**Data for this task:**

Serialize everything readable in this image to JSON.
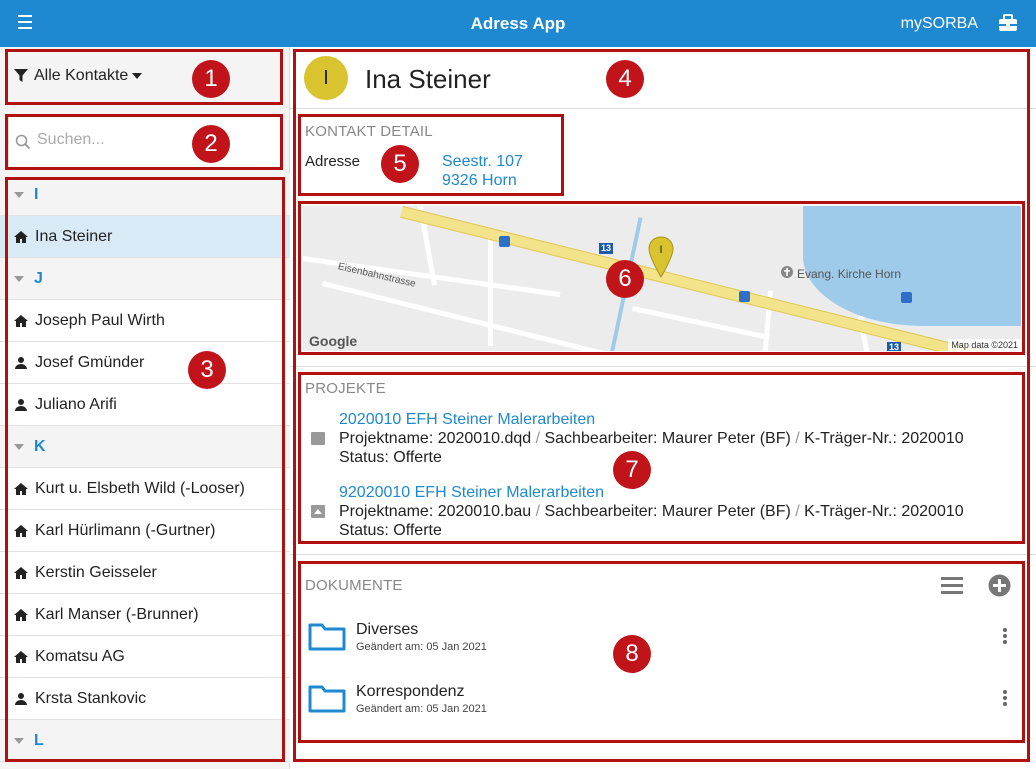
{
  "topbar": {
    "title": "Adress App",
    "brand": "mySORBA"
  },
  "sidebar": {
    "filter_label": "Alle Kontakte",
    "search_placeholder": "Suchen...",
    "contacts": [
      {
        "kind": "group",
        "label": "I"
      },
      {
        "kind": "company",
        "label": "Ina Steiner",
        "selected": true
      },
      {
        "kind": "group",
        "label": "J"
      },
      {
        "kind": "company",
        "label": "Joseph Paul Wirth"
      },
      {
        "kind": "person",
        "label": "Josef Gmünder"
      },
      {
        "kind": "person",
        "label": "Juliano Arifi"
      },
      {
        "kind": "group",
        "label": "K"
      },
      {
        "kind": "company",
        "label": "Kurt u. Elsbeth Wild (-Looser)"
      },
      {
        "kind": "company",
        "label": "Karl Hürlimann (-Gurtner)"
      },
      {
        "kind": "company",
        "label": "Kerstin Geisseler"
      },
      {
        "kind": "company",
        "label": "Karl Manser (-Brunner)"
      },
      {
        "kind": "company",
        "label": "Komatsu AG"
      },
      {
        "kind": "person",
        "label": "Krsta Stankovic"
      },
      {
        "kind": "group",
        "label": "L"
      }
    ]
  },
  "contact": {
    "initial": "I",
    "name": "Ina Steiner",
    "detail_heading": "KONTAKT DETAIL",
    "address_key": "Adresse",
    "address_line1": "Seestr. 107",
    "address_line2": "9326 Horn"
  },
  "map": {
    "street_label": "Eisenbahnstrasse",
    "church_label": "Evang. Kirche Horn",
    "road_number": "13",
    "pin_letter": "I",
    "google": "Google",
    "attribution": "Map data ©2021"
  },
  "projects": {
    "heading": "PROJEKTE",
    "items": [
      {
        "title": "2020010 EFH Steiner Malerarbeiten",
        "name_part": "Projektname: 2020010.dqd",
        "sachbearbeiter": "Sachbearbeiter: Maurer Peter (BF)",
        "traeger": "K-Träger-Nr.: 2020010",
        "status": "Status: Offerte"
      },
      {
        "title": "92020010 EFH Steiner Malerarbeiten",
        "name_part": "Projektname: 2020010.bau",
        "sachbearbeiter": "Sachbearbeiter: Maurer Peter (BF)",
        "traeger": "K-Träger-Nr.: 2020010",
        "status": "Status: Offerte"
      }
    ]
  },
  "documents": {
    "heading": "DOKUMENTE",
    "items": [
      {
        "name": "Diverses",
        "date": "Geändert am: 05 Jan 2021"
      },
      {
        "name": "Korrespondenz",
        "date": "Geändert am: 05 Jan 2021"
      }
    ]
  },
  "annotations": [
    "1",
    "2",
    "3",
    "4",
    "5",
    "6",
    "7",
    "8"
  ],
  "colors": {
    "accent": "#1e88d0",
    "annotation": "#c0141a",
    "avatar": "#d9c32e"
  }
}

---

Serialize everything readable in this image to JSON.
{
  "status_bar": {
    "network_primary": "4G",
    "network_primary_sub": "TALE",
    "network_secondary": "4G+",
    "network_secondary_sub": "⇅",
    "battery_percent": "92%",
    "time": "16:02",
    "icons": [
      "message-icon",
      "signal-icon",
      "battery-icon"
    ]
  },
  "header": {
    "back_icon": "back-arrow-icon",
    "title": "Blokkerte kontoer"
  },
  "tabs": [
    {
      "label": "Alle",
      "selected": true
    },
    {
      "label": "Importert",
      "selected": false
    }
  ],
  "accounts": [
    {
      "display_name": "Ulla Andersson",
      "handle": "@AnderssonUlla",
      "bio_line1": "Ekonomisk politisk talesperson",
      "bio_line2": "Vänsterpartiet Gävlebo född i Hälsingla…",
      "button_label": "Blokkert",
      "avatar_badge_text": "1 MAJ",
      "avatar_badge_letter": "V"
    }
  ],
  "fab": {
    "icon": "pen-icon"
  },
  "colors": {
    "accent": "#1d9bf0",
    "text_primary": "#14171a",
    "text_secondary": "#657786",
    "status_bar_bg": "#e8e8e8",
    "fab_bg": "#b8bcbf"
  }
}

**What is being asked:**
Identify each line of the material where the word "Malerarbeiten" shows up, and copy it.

**Answer space:**
        "title": "2020010 EFH Steiner Malerarbeiten",
        "title": "92020010 EFH Steiner Malerarbeiten",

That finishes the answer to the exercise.